From Come Con Ella:
2012 has proved to be an interesting year for pakistan. alongside the staple flow of pessimistic news, one of its most successful businesses, murree brewery, has captured the imagination of the local and international press. for the latter in particular, the existence of murree brewery is a paradox. the telegraph opens on the line ‘pakistan is one of the last countries in asia where you would expect to discover a flourishing – and legal – brewery, especially these days’ in an article titled ‘ale under the veil: the only brewery in pakistan’. the economist follows suit on how an unlikely outfit in pakistan is flourishing under the banner ‘hope in the hops’. even the guardian cannot help itself with its description of murree brewery as ‘a raj-era oddity in an increasingly conservative islamic country’ under the more neutral title of ‘pakistan and india start new era of trade co-operation with a beer’.

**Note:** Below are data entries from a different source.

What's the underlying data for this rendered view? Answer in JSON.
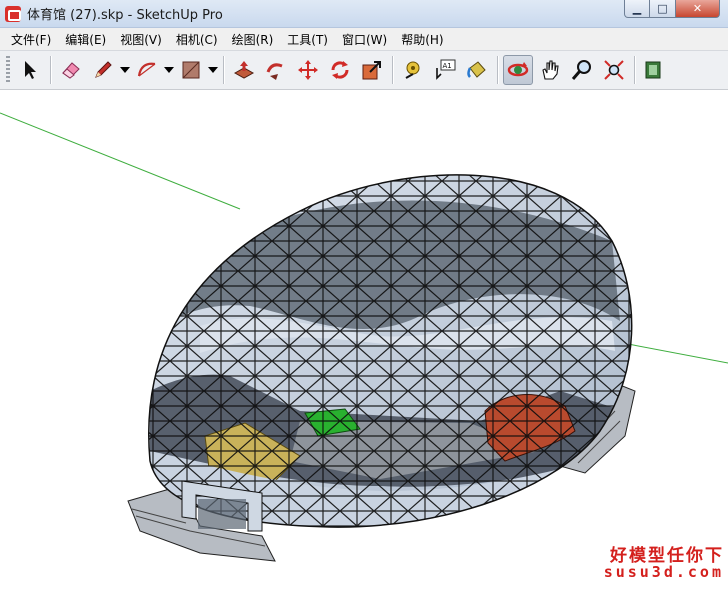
{
  "window": {
    "title": "体育馆 (27).skp - SketchUp Pro",
    "controls": {
      "minimize": "▁",
      "maximize": "□",
      "close": "✕"
    }
  },
  "menu": {
    "items": [
      "文件(F)",
      "编辑(E)",
      "视图(V)",
      "相机(C)",
      "绘图(R)",
      "工具(T)",
      "窗口(W)",
      "帮助(H)"
    ]
  },
  "toolbar": {
    "tools": [
      {
        "icon": "select-arrow-icon"
      },
      {
        "icon": "eraser-icon"
      },
      {
        "icon": "pencil-line-icon",
        "dropdown": true
      },
      {
        "icon": "arc-icon",
        "dropdown": true
      },
      {
        "icon": "rectangle-icon",
        "dropdown": true
      },
      {
        "icon": "push-pull-icon"
      },
      {
        "icon": "follow-me-icon"
      },
      {
        "icon": "move-icon"
      },
      {
        "icon": "rotate-icon"
      },
      {
        "icon": "scale-icon"
      },
      {
        "icon": "tape-measure-icon"
      },
      {
        "icon": "text-label-icon",
        "label": "A1"
      },
      {
        "icon": "paint-bucket-icon"
      },
      {
        "icon": "orbit-icon",
        "active": true
      },
      {
        "icon": "pan-hand-icon"
      },
      {
        "icon": "zoom-icon"
      },
      {
        "icon": "zoom-extents-icon"
      },
      {
        "icon": "warehouse-icon"
      }
    ]
  },
  "colors": {
    "axis_green": "#3fae3f",
    "dome_glass": "#c9d6e6",
    "dome_dark": "#5b6673",
    "red_seats": "#b94a2e",
    "yellow_seats": "#c9b25a",
    "green_court": "#29b12f",
    "watermark_red": "#d4201d"
  },
  "watermark": {
    "line1": "好模型任你下",
    "line2": "susu3d.com"
  }
}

Murree brewery, however, is far from an oddity and a contradiction. since its inception in 1860, the only period when it ceased productions was after bhutto’s declaration of prohibition of alcohol. a subsequent court order led to the resumption of operations on the basis that bhutto’s laws breached the rights of minorities. aside from this it has always enjoyed the support of the government, military or otherwise. the greater paradox perhaps is that a powerful leader like bhutto, who loved his drink, felt compelled to appease the religious right through prohibition. until his ban in 1977 alcohol was freely available in army messes, clubs and from licensed stores.
But that of course is not the pakistan of today.